▸ EXERCISE INSTRUCTIONS
Every line of the data below should be printed exactly. Nothing may be dropped.

▸ RECORDS SUPPLIED
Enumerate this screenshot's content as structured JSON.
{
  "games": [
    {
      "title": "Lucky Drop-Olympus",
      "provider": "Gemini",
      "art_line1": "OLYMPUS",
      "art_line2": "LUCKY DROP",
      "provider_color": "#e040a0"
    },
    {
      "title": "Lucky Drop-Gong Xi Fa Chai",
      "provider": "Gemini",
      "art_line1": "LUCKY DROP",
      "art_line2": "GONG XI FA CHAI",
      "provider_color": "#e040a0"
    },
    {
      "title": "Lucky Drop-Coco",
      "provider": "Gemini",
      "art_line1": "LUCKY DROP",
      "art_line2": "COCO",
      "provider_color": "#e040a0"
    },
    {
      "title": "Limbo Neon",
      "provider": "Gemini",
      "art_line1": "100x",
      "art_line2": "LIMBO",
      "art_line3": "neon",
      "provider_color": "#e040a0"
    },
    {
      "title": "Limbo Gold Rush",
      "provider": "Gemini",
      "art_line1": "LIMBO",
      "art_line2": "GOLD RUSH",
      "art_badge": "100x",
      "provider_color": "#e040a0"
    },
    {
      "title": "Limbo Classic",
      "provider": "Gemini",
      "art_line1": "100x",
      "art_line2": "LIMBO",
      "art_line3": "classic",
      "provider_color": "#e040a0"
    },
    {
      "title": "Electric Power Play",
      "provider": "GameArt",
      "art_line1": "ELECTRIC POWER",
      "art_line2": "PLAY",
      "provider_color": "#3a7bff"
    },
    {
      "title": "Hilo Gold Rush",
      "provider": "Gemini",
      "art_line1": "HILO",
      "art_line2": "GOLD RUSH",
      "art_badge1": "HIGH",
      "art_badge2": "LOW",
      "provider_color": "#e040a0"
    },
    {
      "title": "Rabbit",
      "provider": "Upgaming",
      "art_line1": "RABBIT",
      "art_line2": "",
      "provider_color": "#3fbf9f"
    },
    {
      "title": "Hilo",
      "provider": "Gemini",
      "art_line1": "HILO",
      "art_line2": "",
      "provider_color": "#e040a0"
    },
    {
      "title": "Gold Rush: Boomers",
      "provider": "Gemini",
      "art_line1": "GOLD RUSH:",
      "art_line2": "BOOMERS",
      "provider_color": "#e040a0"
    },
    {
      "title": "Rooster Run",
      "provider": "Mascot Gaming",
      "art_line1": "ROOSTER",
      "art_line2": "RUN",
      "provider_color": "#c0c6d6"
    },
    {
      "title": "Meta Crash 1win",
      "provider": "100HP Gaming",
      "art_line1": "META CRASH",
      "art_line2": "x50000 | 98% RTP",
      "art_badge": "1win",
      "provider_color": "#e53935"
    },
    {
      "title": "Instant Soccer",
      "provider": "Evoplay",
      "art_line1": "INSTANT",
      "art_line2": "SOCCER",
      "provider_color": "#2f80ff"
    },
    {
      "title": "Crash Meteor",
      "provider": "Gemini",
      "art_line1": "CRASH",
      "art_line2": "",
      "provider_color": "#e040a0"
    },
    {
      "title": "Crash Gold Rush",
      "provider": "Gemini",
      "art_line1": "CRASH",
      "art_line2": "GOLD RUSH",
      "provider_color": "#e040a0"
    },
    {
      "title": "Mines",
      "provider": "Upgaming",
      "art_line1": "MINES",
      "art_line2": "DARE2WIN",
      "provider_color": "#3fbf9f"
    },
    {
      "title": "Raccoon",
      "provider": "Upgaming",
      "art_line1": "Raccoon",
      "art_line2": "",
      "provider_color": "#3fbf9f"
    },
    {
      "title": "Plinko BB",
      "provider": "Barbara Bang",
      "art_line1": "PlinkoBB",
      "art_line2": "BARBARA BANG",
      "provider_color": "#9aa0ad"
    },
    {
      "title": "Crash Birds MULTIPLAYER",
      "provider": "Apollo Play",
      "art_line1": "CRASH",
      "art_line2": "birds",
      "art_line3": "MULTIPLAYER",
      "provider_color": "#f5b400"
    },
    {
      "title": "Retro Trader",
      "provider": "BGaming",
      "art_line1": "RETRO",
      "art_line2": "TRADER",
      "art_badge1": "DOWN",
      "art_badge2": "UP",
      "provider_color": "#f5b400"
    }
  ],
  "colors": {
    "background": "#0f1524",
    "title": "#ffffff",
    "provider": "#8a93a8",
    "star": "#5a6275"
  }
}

▸ SOLVED PROBLEM
Enumerate this screenshot's content as structured JSON.
{
  "games": [
    {
      "title": "Lucky Drop-Olympus",
      "provider": "Gemini",
      "art_line1": "OLYMPUS",
      "art_line2": "LUCKY DROP",
      "provider_color": "#e040a0"
    },
    {
      "title": "Lucky Drop-Gong Xi Fa Chai",
      "provider": "Gemini",
      "art_line1": "LUCKY DROP",
      "art_line2": "GONG XI FA CHAI",
      "provider_color": "#e040a0"
    },
    {
      "title": "Lucky Drop-Coco",
      "provider": "Gemini",
      "art_line1": "LUCKY DROP",
      "art_line2": "COCO",
      "provider_color": "#e040a0"
    },
    {
      "title": "Limbo Neon",
      "provider": "Gemini",
      "art_line1": "100x",
      "art_line2": "LIMBO",
      "art_line3": "neon",
      "provider_color": "#e040a0"
    },
    {
      "title": "Limbo Gold Rush",
      "provider": "Gemini",
      "art_line1": "LIMBO",
      "art_line2": "GOLD RUSH",
      "art_badge": "100x",
      "provider_color": "#e040a0"
    },
    {
      "title": "Limbo Classic",
      "provider": "Gemini",
      "art_line1": "100x",
      "art_line2": "LIMBO",
      "art_line3": "classic",
      "provider_color": "#e040a0"
    },
    {
      "title": "Electric Power Play",
      "provider": "GameArt",
      "art_line1": "ELECTRIC POWER",
      "art_line2": "PLAY",
      "provider_color": "#3a7bff"
    },
    {
      "title": "Hilo Gold Rush",
      "provider": "Gemini",
      "art_line1": "HILO",
      "art_line2": "GOLD RUSH",
      "art_badge1": "HIGH",
      "art_badge2": "LOW",
      "provider_color": "#e040a0"
    },
    {
      "title": "Rabbit",
      "provider": "Upgaming",
      "art_line1": "RABBIT",
      "art_line2": "",
      "provider_color": "#3fbf9f"
    },
    {
      "title": "Hilo",
      "provider": "Gemini",
      "art_line1": "HILO",
      "art_line2": "",
      "provider_color": "#e040a0"
    },
    {
      "title": "Gold Rush: Boomers",
      "provider": "Gemini",
      "art_line1": "GOLD RUSH:",
      "art_line2": "BOOMERS",
      "provider_color": "#e040a0"
    },
    {
      "title": "Rooster Run",
      "provider": "Mascot Gaming",
      "art_line1": "ROOSTER",
      "art_line2": "RUN",
      "provider_color": "#c0c6d6"
    },
    {
      "title": "Meta Crash 1win",
      "provider": "100HP Gaming",
      "art_line1": "META CRASH",
      "art_line2": "x50000 | 98% RTP",
      "art_badge": "1win",
      "provider_color": "#e53935"
    },
    {
      "title": "Instant Soccer",
      "provider": "Evoplay",
      "art_line1": "INSTANT",
      "art_line2": "SOCCER",
      "provider_color": "#2f80ff"
    },
    {
      "title": "Crash Meteor",
      "provider": "Gemini",
      "art_line1": "CRASH",
      "art_line2": "",
      "provider_color": "#e040a0"
    },
    {
      "title": "Crash Gold Rush",
      "provider": "Gemini",
      "art_line1": "CRASH",
      "art_line2": "GOLD RUSH",
      "provider_color": "#e040a0"
    },
    {
      "title": "Mines",
      "provider": "Upgaming",
      "art_line1": "MINES",
      "art_line2": "DARE2WIN",
      "provider_color": "#3fbf9f"
    },
    {
      "title": "Raccoon",
      "provider": "Upgaming",
      "art_line1": "Raccoon",
      "art_line2": "",
      "provider_color": "#3fbf9f"
    },
    {
      "title": "Plinko BB",
      "provider": "Barbara Bang",
      "art_line1": "PlinkoBB",
      "art_line2": "BARBARA BANG",
      "provider_color": "#9aa0ad"
    },
    {
      "title": "Crash Birds MULTIPLAYER",
      "provider": "Apollo Play",
      "art_line1": "CRASH",
      "art_line2": "birds",
      "art_line3": "MULTIPLAYER",
      "provider_color": "#f5b400"
    },
    {
      "title": "Retro Trader",
      "provider": "BGaming",
      "art_line1": "RETRO",
      "art_line2": "TRADER",
      "art_badge1": "DOWN",
      "art_badge2": "UP",
      "provider_color": "#f5b400"
    }
  ],
  "colors": {
    "background": "#0f1524",
    "title": "#ffffff",
    "provider": "#8a93a8",
    "star": "#5a6275"
  }
}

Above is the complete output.